With these words, Maria opened a world of possibilities to me. First, however, her words made me go through hell, because I had to face the consequences of my actions in the big picture.

I had to acknowledge that I supported the system very conscientiously. That was very hard. It was quite close to hell.

Despite all the difficulties, the defection means something very positive for you: it was a liberation. JW on the other hand, perceive it as a negative thing; they see it as a breach of fidelity. (What is the general discourse about defectors like you within the religious community?)
That’s true. Apostates are referred to as Satan‘s assistant chefs; sitting at the table with demons and helping to prepare noxious meals in order to poison a believer‘s mind. We are labelled as mentally ill. Members are reminded to avoid us. In England there is already a charge against the Watchtower society for incitement of the people.

It’s part of a defection that there are two different, incompatible belief systems involved. Do you think there is one truth?
This I cannot tell for sure. I had to believe in the matrix and so on. I am not that deeply immersed yet.

Modern science nevertheless is grounded quite firmly on the belief that there exists a reality that is independent of us, which is about to be discovered. Do you think that we should try to recede from this position?
Yes definitely. The scientific tendency to discover what defines the truth is extremely restrictive. Scientists try to find a universal truth on this planet. But look at the universe. How could you ever bring a universal truth down on our tiny planet?

Having had the experience that everything you held as true turned out to be false, do you still dare to believe? What do you hold as true now?
I refrain from posing the question this way, as it would, again, limit myself. By saying I hold something as true I feel constricted to this momentaneous cognition. But I want to be open­ minded. I want to have a look at many different truths and see whether I like them or not. This one single truth – I haven‘t found it. And I don‘t search it. I don‘t want to reduce myself to such a small denominator.

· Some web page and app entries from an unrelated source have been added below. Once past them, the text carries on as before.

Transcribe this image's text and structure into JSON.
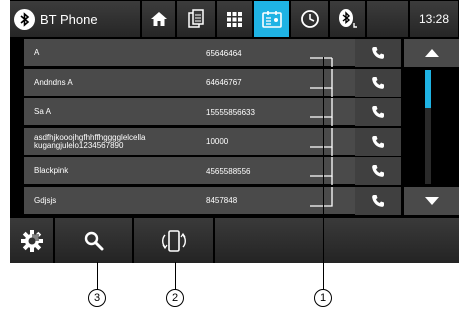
{
  "topbar": {
    "title": "BT Phone",
    "clock": "13:28",
    "icons": [
      "bluetooth-icon",
      "home-icon",
      "phonebook-icon",
      "keypad-icon",
      "contacts-icon",
      "recent-calls-icon",
      "bluetooth-settings-icon"
    ],
    "active_tab": "contacts-icon",
    "accent_color": "#1fb3e4"
  },
  "contacts": [
    {
      "name": "A",
      "number": "65646464"
    },
    {
      "name": "Andndns A",
      "number": "64646767"
    },
    {
      "name": "Sa A",
      "number": "15555856633"
    },
    {
      "name": "asdfhjkooojhgfhhffhgggglelcella kugangjulelo1234567890",
      "number": "10000"
    },
    {
      "name": "Blackpink",
      "number": "4565588556"
    },
    {
      "name": "Gdjsjs",
      "number": "8457848"
    }
  ],
  "scrollbar": {
    "position": 0.0
  },
  "bottombar": {
    "icons": [
      "settings-icon",
      "search-icon",
      "phone-sync-icon"
    ]
  },
  "callouts": [
    "1",
    "2",
    "3"
  ]
}
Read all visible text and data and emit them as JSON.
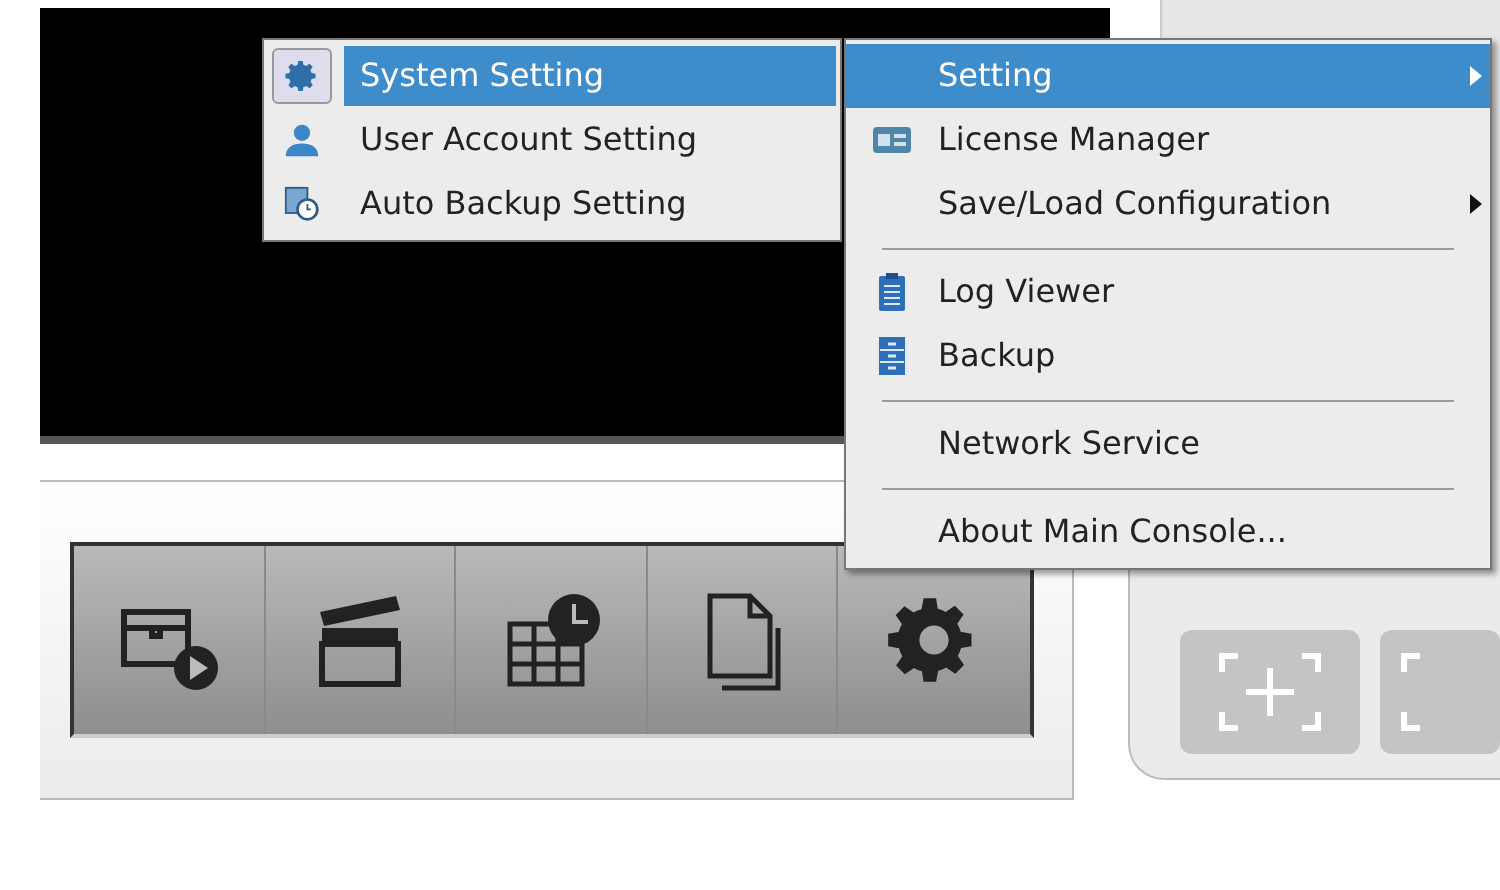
{
  "submenu": {
    "items": [
      {
        "label": "System Setting",
        "selected": true
      },
      {
        "label": "User Account Setting",
        "selected": false
      },
      {
        "label": "Auto Backup Setting",
        "selected": false
      }
    ]
  },
  "main_menu": {
    "items": [
      {
        "kind": "item",
        "label": "Setting",
        "selected": true,
        "has_submenu": true
      },
      {
        "kind": "item",
        "label": "License Manager",
        "selected": false,
        "has_submenu": false
      },
      {
        "kind": "item",
        "label": "Save/Load Configuration",
        "selected": false,
        "has_submenu": true
      },
      {
        "kind": "separator"
      },
      {
        "kind": "item",
        "label": "Log Viewer",
        "selected": false,
        "has_submenu": false
      },
      {
        "kind": "item",
        "label": "Backup",
        "selected": false,
        "has_submenu": false
      },
      {
        "kind": "separator"
      },
      {
        "kind": "item",
        "label": "Network Service",
        "selected": false,
        "has_submenu": false
      },
      {
        "kind": "separator"
      },
      {
        "kind": "item",
        "label": "About Main Console...",
        "selected": false,
        "has_submenu": false
      }
    ]
  }
}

What is the meaning of life for you?
That‘s the wrong question. There is no such thing as the meaning of life. The question has to be: What gives meaning to your life? This question must be answered individually.

May I ask what it is that gives meaning to your life?
[laughs] At the moment I am happy that I found meaning in helping others.